- [Items from an interface collection]:

--- START ---

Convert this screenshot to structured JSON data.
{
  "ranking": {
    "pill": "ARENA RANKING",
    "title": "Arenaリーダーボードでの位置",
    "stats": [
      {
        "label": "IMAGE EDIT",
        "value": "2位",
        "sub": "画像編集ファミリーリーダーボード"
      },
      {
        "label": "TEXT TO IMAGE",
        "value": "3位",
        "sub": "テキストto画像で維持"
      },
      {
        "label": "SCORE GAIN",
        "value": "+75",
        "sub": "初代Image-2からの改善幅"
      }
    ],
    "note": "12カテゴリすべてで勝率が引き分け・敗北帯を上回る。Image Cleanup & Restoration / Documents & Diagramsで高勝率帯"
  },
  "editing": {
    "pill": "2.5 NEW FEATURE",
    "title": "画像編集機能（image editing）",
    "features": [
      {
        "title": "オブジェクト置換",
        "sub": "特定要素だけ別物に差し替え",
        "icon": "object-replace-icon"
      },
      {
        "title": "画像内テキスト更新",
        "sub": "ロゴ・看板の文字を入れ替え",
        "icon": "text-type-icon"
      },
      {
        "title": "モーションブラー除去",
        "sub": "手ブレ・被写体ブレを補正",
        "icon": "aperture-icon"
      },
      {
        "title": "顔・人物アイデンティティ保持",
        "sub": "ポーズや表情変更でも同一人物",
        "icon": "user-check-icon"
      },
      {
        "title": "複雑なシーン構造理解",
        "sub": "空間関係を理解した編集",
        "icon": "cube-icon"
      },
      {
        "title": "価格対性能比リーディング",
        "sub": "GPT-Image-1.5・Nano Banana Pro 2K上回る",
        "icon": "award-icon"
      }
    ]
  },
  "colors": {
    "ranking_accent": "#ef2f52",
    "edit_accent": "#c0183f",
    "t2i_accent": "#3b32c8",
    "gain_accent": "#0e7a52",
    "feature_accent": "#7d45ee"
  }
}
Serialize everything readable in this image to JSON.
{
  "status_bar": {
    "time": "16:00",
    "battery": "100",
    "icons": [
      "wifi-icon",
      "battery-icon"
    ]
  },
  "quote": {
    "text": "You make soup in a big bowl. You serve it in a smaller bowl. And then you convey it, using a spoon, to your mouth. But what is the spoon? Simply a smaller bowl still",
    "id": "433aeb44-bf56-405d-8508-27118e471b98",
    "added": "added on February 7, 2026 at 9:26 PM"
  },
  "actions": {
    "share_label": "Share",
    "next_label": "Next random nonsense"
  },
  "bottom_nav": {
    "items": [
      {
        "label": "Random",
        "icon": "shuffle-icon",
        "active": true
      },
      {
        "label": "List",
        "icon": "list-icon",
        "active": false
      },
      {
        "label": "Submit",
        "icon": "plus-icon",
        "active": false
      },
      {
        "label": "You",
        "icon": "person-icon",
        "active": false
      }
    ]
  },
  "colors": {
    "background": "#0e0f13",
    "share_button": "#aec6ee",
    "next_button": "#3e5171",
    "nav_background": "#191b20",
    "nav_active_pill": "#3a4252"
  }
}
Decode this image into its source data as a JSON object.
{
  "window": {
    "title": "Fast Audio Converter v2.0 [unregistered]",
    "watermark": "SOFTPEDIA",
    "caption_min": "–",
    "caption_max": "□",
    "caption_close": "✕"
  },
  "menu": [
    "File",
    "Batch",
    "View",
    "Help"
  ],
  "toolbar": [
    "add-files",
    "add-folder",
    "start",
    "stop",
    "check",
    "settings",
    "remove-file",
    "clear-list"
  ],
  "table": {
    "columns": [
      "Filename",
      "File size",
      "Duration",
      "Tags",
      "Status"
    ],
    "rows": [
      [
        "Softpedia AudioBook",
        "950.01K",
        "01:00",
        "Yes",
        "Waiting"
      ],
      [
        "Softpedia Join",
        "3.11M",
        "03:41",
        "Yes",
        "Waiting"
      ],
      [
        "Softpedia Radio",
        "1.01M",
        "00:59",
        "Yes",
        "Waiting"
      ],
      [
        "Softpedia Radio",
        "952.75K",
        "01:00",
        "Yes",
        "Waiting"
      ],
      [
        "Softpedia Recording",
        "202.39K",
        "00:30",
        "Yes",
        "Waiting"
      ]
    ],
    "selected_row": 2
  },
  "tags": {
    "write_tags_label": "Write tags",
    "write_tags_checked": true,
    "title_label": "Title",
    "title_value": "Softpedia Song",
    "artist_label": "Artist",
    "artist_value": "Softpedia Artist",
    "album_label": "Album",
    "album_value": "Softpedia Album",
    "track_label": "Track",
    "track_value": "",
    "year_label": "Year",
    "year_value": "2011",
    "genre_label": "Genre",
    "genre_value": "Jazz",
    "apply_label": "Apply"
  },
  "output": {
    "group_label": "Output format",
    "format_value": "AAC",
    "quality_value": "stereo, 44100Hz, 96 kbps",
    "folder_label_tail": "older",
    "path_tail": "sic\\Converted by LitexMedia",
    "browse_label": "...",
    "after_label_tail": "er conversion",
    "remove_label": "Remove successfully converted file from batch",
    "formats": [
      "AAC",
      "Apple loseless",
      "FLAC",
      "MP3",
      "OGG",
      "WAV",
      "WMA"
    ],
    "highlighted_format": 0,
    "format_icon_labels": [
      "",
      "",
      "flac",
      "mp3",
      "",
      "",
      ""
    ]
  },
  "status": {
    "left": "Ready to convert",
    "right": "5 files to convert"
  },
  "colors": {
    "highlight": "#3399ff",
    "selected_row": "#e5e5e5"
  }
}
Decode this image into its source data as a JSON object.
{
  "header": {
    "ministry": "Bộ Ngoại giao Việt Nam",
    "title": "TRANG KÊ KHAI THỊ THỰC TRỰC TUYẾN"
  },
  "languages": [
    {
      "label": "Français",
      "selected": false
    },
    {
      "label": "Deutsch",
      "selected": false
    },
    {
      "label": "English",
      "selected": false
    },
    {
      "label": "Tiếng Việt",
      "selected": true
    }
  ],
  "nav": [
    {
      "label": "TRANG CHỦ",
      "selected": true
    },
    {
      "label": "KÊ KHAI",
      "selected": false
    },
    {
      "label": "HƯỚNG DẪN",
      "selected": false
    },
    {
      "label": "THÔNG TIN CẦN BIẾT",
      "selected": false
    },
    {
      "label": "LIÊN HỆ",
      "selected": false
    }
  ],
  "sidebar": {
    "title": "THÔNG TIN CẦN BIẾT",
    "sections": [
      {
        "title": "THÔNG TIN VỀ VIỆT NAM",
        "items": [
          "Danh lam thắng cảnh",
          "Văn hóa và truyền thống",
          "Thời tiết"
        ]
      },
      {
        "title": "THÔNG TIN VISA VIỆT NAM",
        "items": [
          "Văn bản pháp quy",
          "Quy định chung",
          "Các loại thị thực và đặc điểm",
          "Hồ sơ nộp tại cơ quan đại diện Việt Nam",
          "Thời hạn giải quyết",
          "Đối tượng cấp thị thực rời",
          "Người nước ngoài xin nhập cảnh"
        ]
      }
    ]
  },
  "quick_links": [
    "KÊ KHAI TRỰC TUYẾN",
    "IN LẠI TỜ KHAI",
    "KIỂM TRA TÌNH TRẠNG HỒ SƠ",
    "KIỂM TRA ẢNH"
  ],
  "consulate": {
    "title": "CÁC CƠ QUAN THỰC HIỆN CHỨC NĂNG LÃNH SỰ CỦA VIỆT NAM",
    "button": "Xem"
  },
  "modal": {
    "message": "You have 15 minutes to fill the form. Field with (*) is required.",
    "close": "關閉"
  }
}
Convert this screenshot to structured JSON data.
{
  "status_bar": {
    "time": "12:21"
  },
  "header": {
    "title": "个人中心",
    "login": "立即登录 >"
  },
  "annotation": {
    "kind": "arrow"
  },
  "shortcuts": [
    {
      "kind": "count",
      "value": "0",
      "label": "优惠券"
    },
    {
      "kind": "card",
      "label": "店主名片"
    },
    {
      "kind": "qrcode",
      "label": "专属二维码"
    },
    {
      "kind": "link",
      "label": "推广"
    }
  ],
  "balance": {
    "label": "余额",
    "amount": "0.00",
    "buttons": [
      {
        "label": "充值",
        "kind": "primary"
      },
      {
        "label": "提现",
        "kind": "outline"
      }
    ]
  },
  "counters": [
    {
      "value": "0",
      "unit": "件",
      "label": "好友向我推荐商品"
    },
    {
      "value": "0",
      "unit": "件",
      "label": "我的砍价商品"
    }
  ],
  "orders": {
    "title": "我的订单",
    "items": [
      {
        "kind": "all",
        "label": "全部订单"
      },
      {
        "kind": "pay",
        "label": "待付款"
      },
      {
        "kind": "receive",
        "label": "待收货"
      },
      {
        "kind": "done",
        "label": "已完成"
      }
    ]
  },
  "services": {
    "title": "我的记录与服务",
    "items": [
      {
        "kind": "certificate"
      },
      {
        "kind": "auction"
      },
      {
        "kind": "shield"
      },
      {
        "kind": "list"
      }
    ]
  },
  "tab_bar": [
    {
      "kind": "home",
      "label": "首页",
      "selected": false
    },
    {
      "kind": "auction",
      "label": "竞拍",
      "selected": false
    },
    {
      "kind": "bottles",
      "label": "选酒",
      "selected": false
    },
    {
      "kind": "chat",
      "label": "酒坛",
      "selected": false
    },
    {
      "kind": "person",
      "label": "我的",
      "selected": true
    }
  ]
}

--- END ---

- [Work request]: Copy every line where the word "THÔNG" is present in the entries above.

- [Answer]:
      "label": "THÔNG TIN CẦN BIẾT",
    "title": "THÔNG TIN CẦN BIẾT",
        "title": "THÔNG TIN VỀ VIỆT NAM",
        "title": "THÔNG TIN VISA VIỆT NAM",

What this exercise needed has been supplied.